Vibes and metal jigs are other types of lures which work well and best used in the deeper water above 50 metres, when starting out stick with plastics as they have proven just too consistent on big fish.
A sea anchor or drogue can change a whole days fishing. The ability to control the drift in current or wind and at times both can mean catching fish and not catching fish. Worse case if you leave it behind a bucket and rope can get you out of trouble. Not only does it slow the drift to allow better fishing and a more natural presentation it keeps the boat running true which makes fishing multiple rods in deeper water that much easier.
Simply just chuck it out there! Well not quite but on some days it can be not far from that if in the right spot and the fish are fanging. The actual technique to the retrieve is very basic the fish almost always eat it while the plastic is sinking to the bottom or when it is being wafted by the boat in the rod holder. That’s right, the boat does most the work, simply cast it out ahead of the drift and give it some slack and place in the rod holder. You only want the line to come tight when the plastic is about 2/3 to the bottom. Then the boat will rock the plastic while it continually moves down the water column to very near the bottom when it is directly under the boat. Most bites will be just as the slack takes up or directly under the boat.
In water above 30m when the slack just takes up on the first rod this is when you should be looking to fire out the second rod and repeat the process. This covers much more water and fish; it also cuts down time spent in area that may be inactive.
The idea is to cover as much water in multiple locations until you start catching fish or at very least seeing bait and snapper and the sounder. Bait is very important when it comes to snapper fishing. They love shadowing schools of yellowtail, pike, pilchards, slimy mackerel and squid. The more you fish for them it becomes very obvious these fish are ruled by bait and structure and love having both very close. As mentioned finding these areas is the key, and then there will be certain times of the year spots will fire up as the bait and fish stack up. Time will be your friend in this divine detail but take the time to find the bait and fish each time out with your electronics and you will shortcut a lot of the hard work by being already around prime fish.
I try to avoid any motor noise if possible but on some days off high boat traffic it does not seem to play as major role as most people including myself believed. If it’s early morning minimal boat traffic and I’m aware the spot has fish I will dummy drift away from the area then work out a drift over the prime location without driving over it.
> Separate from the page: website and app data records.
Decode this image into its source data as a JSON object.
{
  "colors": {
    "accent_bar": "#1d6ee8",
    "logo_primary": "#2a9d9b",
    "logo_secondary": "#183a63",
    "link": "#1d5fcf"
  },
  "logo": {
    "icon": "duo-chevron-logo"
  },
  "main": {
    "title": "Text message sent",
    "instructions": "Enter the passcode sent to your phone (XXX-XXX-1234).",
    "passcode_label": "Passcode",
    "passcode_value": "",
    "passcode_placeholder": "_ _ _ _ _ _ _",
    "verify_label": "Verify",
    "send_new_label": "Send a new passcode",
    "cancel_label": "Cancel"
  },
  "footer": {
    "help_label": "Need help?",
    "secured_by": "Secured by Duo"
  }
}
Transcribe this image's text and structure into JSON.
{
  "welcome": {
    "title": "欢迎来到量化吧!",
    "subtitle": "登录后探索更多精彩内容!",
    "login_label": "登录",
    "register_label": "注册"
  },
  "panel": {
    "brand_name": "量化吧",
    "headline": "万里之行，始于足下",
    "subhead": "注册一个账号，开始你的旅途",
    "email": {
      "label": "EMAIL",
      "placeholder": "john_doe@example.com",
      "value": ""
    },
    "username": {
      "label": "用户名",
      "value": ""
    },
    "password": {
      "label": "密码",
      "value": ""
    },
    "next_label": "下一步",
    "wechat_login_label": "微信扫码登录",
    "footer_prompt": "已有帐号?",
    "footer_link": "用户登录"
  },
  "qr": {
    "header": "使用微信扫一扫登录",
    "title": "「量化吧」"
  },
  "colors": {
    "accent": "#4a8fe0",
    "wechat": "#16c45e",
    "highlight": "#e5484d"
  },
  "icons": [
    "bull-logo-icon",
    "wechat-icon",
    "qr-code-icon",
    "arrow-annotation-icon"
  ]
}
Typically I’ll give it a few drifts then move on. If it looked okay I’ll return later maybe around a tide change. Keep moving around trying different areas and depths, even mix up the plastics as well until you get one of those screaming rod buckling runs and lock down on that technique and area to reveal its full potential.
Few fish are more rewarding from an inshore reef than a big knobby headed snapper. They really are an amazing fish with great fighting qualities and a look magnificent and it’s time you chased what could be only a cast away.